No Parenting Time vs. Termination of Parental Rights


Sole Legal Decision Making (fka Custody) with no parenting time to the other parent gives one parent complete physical and legal rights to a child. If one parent has sole Legal Decision Making (fka Custody) for both physical and legal purposes, that parent will be the child’s “custodial” parent permanently, and also be able to make all discretionary life decisions for a child regarding their upbringing without having to consult the other parent. However, even in cases in which a court will grant sole Legal Decision Making (fka Custody) to a parent, the other parent of the child will likely have parenting time with respect to the child. In these cases, the parent without Legal Decision Making (fka Custody) will be allowed parenting time with their child to maintain an emotional bond and connection between the parent and child. Additionally, the parent without physical or legal Legal Decision Making (fka Custody) will still be required under the law to pay child support for the child and support the child financially.  However, it can also be ordered that the other parent will have no parenting time with the child but still have parental rights with respect to inheritance from a deceased parent etc.


When parental rights are terminated with respect to a child, the parent without rights is considered by law to be a stranger to that child. Whether voluntary or involuntary, when parental rights are terminated, that parent has no legal right to ever see or communicate with the child again, or have any right to make any decisions regarding the upbringing of the child or be eligible as an heir in the case of the deceased parent. In these extreme cases in which parental rights are terminated, the parent may not be required to pay any child support with respect to the child, and this decision will be made the court.

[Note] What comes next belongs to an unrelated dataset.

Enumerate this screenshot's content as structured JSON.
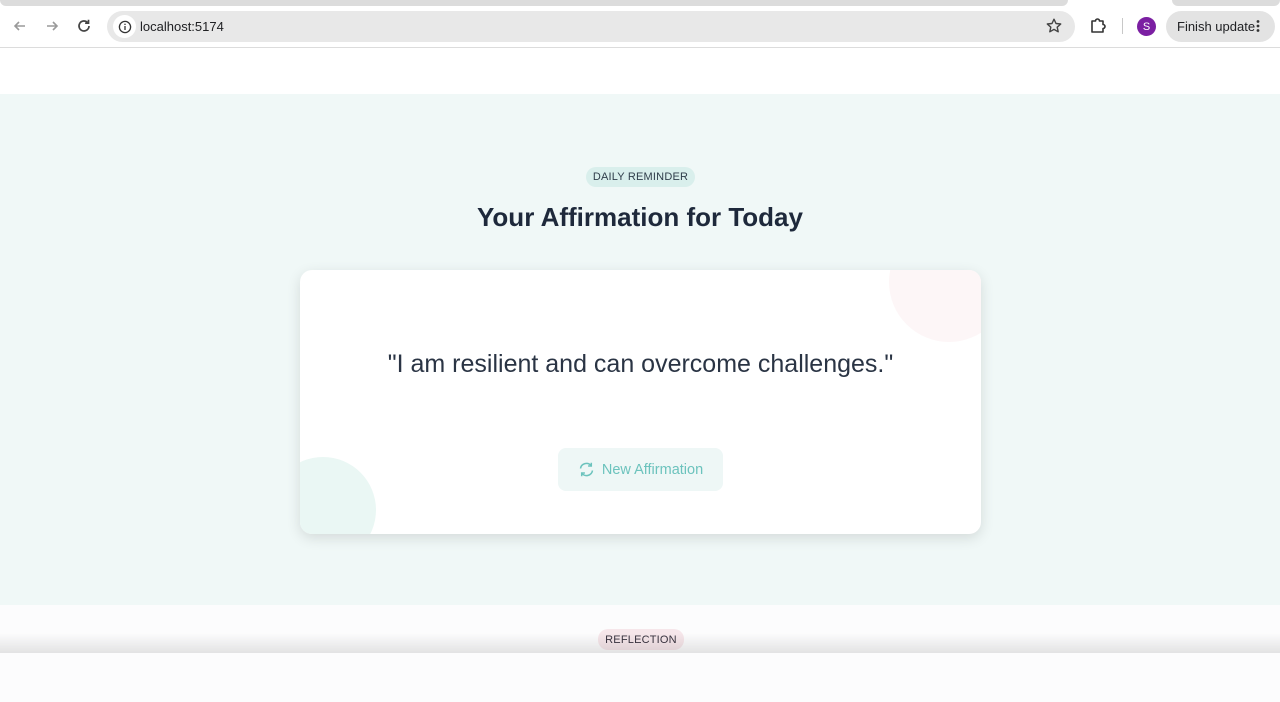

A Termination of Parental Rights is usually filed in the Juvenile Court of the Superior Court of Arizona and Legal Decision Making and Parenting Time actions are filed in the Family Court Division of the Superior Court of Arizona.